Gray Tree Frogs (Hyla versicolor) Mating!



You can see their eggs in front of them. It is hard to make out individual masses in this photo, but each little sphere is an egg.

There are two purposes for this post:  1) to share some frog love (literally) with the world and 2) to brag that my job is the most awesome job ever.


So romantic.


Using Probiotics to Battle Chytrid Fungus

I’ve dedicated this week of my life to non-stop science.  This weekend, I’m at a workshop focused on integrating math into undergraduate biology courses.  Then, I’m off to the Ecology and Evolution of Infectious Disease conference.

However, I didn’t want to leave you hanging without a post, so here’s a quick post about a neat topic.  This is my first post about Batrachochytrium dendrobatidis (Bd).  Bd is a fungal pathogen that causes the disease chytridiomycosis (aka chytrid) in amphibians.  If you don’t know anything about chytrid, I highly recommend googling it – maybe start with the Wikipedia page?  I’ll blog about it in the future, but today, I want to focus on mitigating the disease.  How can we protect individual amphibians and populations of amphibians from the ill effects of Bd?

This month, there’s an Ecology Letters paper about using “probiotics” or “bioaugmentation” to mitigate Bd.  That is, by inoculating amphibians with symbiotic bacteria that are known to inhibit Bd growth, we may reduce Bd loads on infected individuals and/or prevent uninfected individuals from acquiring Bd.  The paper outlines ways to go about using probiotics to protect amphibians, and YOU should check it out HERE, right now!


Bletz et al. 2013.  Mitigating amphibian chytridiomycosis with bioaugmentation: characteristics of effective probiotics and strategies for their selection and use. Ecology Letters 16(6): 807-820.
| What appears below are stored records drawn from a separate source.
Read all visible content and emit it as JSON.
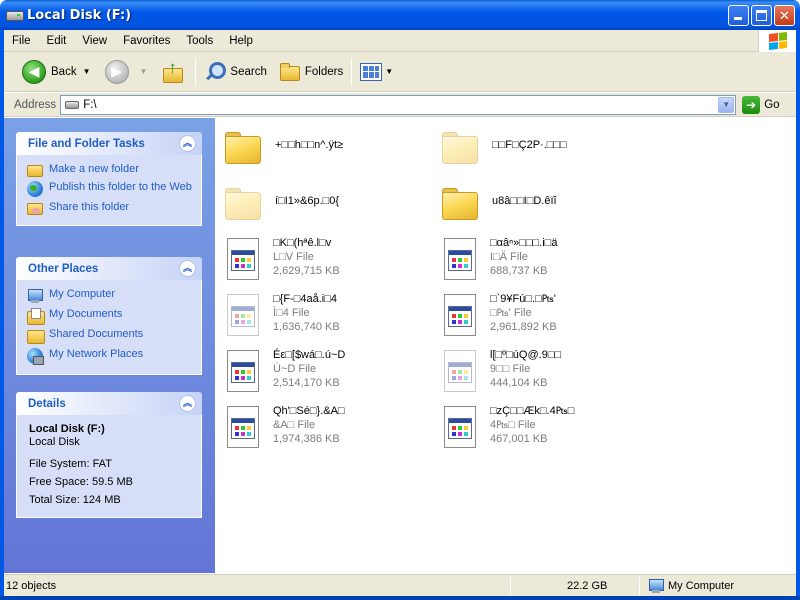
{
  "window": {
    "title": "Local Disk (F:)"
  },
  "menu": [
    "File",
    "Edit",
    "View",
    "Favorites",
    "Tools",
    "Help"
  ],
  "toolbar": {
    "back": "Back",
    "search": "Search",
    "folders": "Folders"
  },
  "address": {
    "label": "Address",
    "value": "F:\\",
    "go": "Go"
  },
  "tasks": {
    "file_folder": {
      "header": "File and Folder Tasks",
      "items": [
        "Make a new folder",
        "Publish this folder to the Web",
        "Share this folder"
      ]
    },
    "other_places": {
      "header": "Other Places",
      "items": [
        "My Computer",
        "My Documents",
        "Shared Documents",
        "My Network Places"
      ]
    },
    "details": {
      "header": "Details",
      "name": "Local Disk (F:)",
      "type": "Local Disk",
      "filesystem": "File System: FAT",
      "free": "Free Space: 59.5 MB",
      "total": "Total Size: 124 MB"
    }
  },
  "folders": [
    {
      "name": "+□□h□□n^.ÿt≥",
      "faded": false
    },
    {
      "name": "□□F□Ç2P·.□□□",
      "faded": true
    },
    {
      "name": "í□I1»&6p.□0{",
      "faded": true
    },
    {
      "name": "u8â□□I□D.êïî",
      "faded": false
    }
  ],
  "files": [
    {
      "name": "□K□(hªê.l□v",
      "type": "L□V File",
      "size": "2,629,715 KB",
      "faded": false
    },
    {
      "name": "□αâⁿ»□□□.i□ä",
      "type": "I□Ä File",
      "size": "688,737 KB",
      "faded": false
    },
    {
      "name": "□{F-□4aå.i□4",
      "type": "Ì□4 File",
      "size": "1,636,740 KB",
      "faded": true
    },
    {
      "name": "□`9¥Fú□.□₧'",
      "type": "□₧' File",
      "size": "2,961,892 KB",
      "faded": false
    },
    {
      "name": "Éε□[$wá□.ú~D",
      "type": "Ú~D File",
      "size": "2,514,170 KB",
      "faded": false
    },
    {
      "name": "l[□º□úQ@.9□□",
      "type": "9□□ File",
      "size": "444,104 KB",
      "faded": true
    },
    {
      "name": "Qh'□Sé□}.&A□",
      "type": "&A□ File",
      "size": "1,974,386 KB",
      "faded": false
    },
    {
      "name": "□zÇ□□Æk□.4₧□",
      "type": "4₧□ File",
      "size": "467,001 KB",
      "faded": false
    }
  ],
  "status": {
    "objects": "12 objects",
    "size": "22.2 GB",
    "location": "My Computer"
  }
}
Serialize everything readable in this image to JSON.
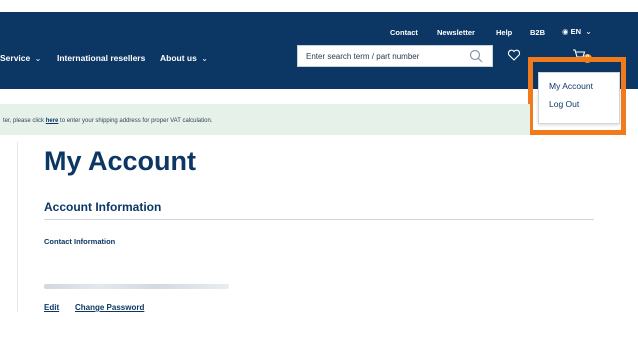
{
  "header": {
    "top_links": [
      "Contact",
      "Newsletter",
      "Help",
      "B2B",
      "EN"
    ],
    "nav": [
      {
        "label": "Service",
        "has_chevron": true
      },
      {
        "label": "International resellers",
        "has_chevron": false
      },
      {
        "label": "About us",
        "has_chevron": true
      }
    ],
    "search": {
      "placeholder": "Enter search term / part number"
    },
    "cart_badge": "0"
  },
  "account_menu": {
    "items": [
      "My Account",
      "Log Out"
    ]
  },
  "notice": {
    "prefix": "ter, please click ",
    "link": "here",
    "suffix": " to enter your shipping address for proper VAT calculation."
  },
  "main": {
    "title": "My Account",
    "section_title": "Account Information",
    "contact_label": "Contact Information",
    "edit_link": "Edit",
    "change_password_link": "Change Password"
  },
  "colors": {
    "header_bg": "#0c3765",
    "accent_highlight": "#f07a1c",
    "notice_bg": "#e6f2e9",
    "badge": "#f0a21c"
  }
}
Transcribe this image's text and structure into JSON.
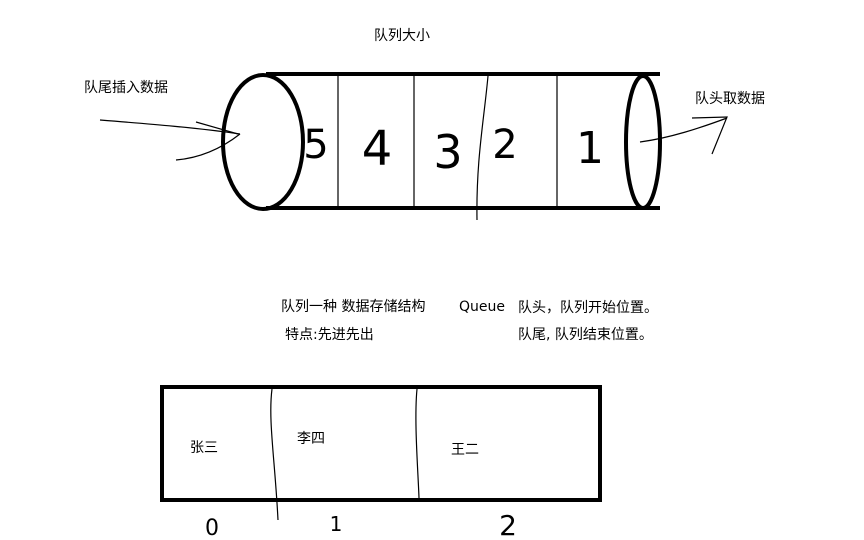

I finally took a picture of a great blue heron (Ardea herodias) today!  I see them frequently when I first arrive at ponds, but they spook easily, so they’re usually long gone before I get my camera out.


“You’re interrupting my frog-eating.”

I also saw what might have been a green heron (Butorides virescens) yesterday.  I’m not a very good birder (yet), so I’ll have to see it again before I can be confident in my identification.  Here’s a photo of a green heron that someone else took:

Green Heron in flight (Photo by Alex Lamoreaux)

Green Heron. Photo by Alex Lamoreaux.

And now, for the parasites!  One cool thing about having this blog is that I’m motivated to do things that I might not normally do, but that I probably should do.  For instance, I went to the Natural History Museum host-parasite database and looked up the parasites of the great blue heron.  There are a lot of potential parasites!

One of those parasites is the trematode Ribeiroia ondatrae.  You might have heard of this parasite because the metacercariae stage of the trematode encysts in larval amphibians, and is known to cause limb malformations in frogs.

A frog with limb malformations caused by the trematode parasite Ribeiroia ondatrae. Photo credit: Nature

Because Ribeiroia can cause these limb malformations, the parasite has been studied extensively to determine whether it is one partial cause of the worldwide decline in amphibian populations.  The jury is still out on that one!  I’ll probably talk more about Ribeiroia in the future, but for now, here’s a bit more information from the Parasite of the Day blog.

Any one else have heron pictures to share?  Or perhaps better yet, do you know of any other cool heron parasites?